by Libby Hellmann
Here’s a puzzler of a crime that’s happening to my sister, even as we speak. Although it’s hard to see how anyone is profiting. If you have any thoughts on who, why, or what’s really going on, please -- leave a comment.
In early July, my sister received an email from the Bank of America Fraud Department asking her to call them. When she did, she was told there were about 20 charges on her credit card all on the same day, ranging from $24 to $48. They were all listed as “USPS Click and Ship,” an internet service that allows you to print postage online for packages and large envelopes.
My sister told them she hadn’t made any of those charges, so the bank cancelled her card and gave her credit for all the charges. They told her she’d have to fill out a fraud report. No problem so far, right? Just your average identity theft.
But then, two nights later, she began receiving phone calls from people she didn’t know telling her they’d received a package with her name and return address on it. Inside each package was a personal check for about $2,000, drawn from various banks with real account numbers, names and addresses of the account owner printed on the checks, and, of course, their “signatures.” Each person had received a check from a different person.
The callers had never heard of my sister… or the people who signed the checks. Neither had my sister. She got back in touch with BOA who added the information to her file and speculated that the people whose accounts were used were probably victims as well.
In this day and age of identity theft, it’s not hard to imagine that someone stole my sister’s name, address, and credit card number. Or that they also managed to get checking account information from other strangers.

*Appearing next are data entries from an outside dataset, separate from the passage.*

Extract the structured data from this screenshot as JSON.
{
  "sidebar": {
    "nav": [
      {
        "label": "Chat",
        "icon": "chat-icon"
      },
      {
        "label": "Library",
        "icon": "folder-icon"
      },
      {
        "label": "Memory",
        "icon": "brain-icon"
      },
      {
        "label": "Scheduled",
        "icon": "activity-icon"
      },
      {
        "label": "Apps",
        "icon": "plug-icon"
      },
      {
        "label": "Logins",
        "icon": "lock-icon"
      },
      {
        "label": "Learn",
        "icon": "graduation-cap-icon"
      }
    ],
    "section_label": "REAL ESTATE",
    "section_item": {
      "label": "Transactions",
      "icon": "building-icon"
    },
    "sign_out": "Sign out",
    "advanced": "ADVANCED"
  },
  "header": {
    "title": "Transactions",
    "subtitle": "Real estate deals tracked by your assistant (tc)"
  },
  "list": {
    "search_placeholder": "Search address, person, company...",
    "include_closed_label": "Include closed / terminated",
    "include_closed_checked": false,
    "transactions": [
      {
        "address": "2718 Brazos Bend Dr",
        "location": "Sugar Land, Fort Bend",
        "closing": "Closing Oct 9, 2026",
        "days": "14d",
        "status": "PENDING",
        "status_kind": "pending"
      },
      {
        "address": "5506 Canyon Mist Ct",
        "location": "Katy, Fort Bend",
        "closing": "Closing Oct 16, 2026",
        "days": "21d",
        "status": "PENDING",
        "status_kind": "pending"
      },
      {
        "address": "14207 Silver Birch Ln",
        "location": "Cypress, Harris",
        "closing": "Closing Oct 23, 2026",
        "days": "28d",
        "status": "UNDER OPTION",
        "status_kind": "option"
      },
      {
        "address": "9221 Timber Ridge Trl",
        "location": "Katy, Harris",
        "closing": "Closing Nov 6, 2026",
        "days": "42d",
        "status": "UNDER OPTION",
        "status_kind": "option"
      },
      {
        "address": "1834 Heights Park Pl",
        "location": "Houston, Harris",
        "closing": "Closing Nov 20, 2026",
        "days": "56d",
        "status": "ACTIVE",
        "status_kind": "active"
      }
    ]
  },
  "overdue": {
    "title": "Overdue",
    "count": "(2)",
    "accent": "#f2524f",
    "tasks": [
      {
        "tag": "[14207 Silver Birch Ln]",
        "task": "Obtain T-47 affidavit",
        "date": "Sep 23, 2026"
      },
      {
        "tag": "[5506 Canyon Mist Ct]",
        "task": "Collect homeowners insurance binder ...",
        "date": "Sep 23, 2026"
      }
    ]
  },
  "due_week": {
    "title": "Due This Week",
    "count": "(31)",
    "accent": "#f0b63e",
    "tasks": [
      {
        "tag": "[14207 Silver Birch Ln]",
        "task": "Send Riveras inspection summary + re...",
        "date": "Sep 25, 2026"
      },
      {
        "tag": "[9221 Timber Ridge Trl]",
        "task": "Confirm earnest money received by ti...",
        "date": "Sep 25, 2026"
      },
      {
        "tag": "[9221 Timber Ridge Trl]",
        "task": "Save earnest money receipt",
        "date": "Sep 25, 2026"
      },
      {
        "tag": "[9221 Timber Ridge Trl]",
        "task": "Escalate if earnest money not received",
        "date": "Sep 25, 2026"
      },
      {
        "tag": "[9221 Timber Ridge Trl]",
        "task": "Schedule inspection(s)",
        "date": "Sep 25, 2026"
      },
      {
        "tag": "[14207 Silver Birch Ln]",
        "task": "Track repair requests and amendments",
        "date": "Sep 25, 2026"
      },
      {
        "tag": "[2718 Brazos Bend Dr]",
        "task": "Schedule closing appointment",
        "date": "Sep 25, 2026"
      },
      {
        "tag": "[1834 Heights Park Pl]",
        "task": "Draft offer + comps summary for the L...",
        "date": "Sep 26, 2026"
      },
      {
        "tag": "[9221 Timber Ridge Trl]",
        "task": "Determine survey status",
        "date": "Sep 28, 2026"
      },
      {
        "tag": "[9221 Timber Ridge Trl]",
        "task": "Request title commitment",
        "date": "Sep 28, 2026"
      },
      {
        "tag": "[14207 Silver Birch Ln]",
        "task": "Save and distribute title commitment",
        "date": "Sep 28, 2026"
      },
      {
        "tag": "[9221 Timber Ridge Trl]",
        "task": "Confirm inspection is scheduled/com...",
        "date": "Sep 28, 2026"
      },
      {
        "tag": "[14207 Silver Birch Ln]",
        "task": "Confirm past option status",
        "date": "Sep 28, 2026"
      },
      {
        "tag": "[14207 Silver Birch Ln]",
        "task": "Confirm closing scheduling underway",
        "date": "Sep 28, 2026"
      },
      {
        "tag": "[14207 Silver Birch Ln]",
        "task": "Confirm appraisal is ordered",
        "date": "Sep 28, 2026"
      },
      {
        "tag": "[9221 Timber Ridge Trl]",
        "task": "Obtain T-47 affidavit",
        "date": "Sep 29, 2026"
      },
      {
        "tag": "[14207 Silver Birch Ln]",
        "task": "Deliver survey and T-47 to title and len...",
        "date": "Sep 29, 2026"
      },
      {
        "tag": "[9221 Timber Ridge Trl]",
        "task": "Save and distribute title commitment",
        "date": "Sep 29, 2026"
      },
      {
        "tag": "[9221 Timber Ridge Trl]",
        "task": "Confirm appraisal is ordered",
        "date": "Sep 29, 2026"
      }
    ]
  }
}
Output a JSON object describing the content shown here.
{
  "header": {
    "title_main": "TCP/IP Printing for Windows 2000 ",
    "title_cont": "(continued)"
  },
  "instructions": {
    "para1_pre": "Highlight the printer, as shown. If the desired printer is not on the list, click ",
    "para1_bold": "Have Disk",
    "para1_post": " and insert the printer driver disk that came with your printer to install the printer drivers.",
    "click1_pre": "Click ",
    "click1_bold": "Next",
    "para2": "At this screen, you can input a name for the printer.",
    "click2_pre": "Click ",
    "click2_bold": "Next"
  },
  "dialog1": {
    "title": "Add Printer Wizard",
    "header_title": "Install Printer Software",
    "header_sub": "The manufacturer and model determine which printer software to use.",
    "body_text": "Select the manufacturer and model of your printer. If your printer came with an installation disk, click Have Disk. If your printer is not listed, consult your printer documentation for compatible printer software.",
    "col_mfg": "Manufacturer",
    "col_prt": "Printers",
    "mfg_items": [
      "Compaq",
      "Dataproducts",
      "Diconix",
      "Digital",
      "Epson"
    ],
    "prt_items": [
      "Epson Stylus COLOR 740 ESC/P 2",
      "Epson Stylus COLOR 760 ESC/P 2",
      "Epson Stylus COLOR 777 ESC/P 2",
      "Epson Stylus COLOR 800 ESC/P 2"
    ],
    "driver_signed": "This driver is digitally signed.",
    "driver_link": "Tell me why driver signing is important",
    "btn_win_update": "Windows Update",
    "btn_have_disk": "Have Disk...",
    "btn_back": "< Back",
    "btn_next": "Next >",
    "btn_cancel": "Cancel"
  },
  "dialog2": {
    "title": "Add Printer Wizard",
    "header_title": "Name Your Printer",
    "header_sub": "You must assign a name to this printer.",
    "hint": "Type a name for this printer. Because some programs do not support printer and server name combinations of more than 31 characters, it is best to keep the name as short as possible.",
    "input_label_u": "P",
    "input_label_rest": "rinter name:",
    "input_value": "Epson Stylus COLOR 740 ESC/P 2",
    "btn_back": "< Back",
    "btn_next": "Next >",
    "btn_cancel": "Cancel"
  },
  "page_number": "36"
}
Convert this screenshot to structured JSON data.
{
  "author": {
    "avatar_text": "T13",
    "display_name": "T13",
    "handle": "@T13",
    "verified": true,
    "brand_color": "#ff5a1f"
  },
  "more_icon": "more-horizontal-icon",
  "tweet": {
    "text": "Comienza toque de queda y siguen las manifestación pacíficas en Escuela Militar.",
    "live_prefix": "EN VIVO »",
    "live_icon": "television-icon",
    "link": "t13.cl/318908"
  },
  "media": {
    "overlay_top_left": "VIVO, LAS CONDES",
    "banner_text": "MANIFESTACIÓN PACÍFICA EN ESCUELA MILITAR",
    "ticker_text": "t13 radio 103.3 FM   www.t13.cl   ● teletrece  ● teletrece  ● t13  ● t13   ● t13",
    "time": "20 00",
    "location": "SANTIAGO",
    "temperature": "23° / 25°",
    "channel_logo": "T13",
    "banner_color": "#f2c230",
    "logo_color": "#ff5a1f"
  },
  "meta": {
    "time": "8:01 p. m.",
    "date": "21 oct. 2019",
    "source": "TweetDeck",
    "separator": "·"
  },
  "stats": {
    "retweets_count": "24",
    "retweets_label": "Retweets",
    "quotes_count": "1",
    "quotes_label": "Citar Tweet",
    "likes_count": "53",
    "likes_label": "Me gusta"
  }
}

But why send checks to people who have no idea why they’re getting them? Who’s profiting? What’s the scam? Were the recipients supposed to deposit the checks, use the money, then find out the checks bounced? Was this a way just to get MORE account information from innocent people, ie, the check recipients?
There are other questions, too. Are the people whose accounts were used for the checks being ripped off in other ways besides the checks? Why use my sister’s name and address on the envelope? Didn't they realize the people who got the checks would probably track my sister down?
Which raises the final set of questions...Are these the dumbest identity thieves around? A Keystone Cops gang? Or is there some grand complex scam I’m not aware of?
What do you think? I really want to figure this out.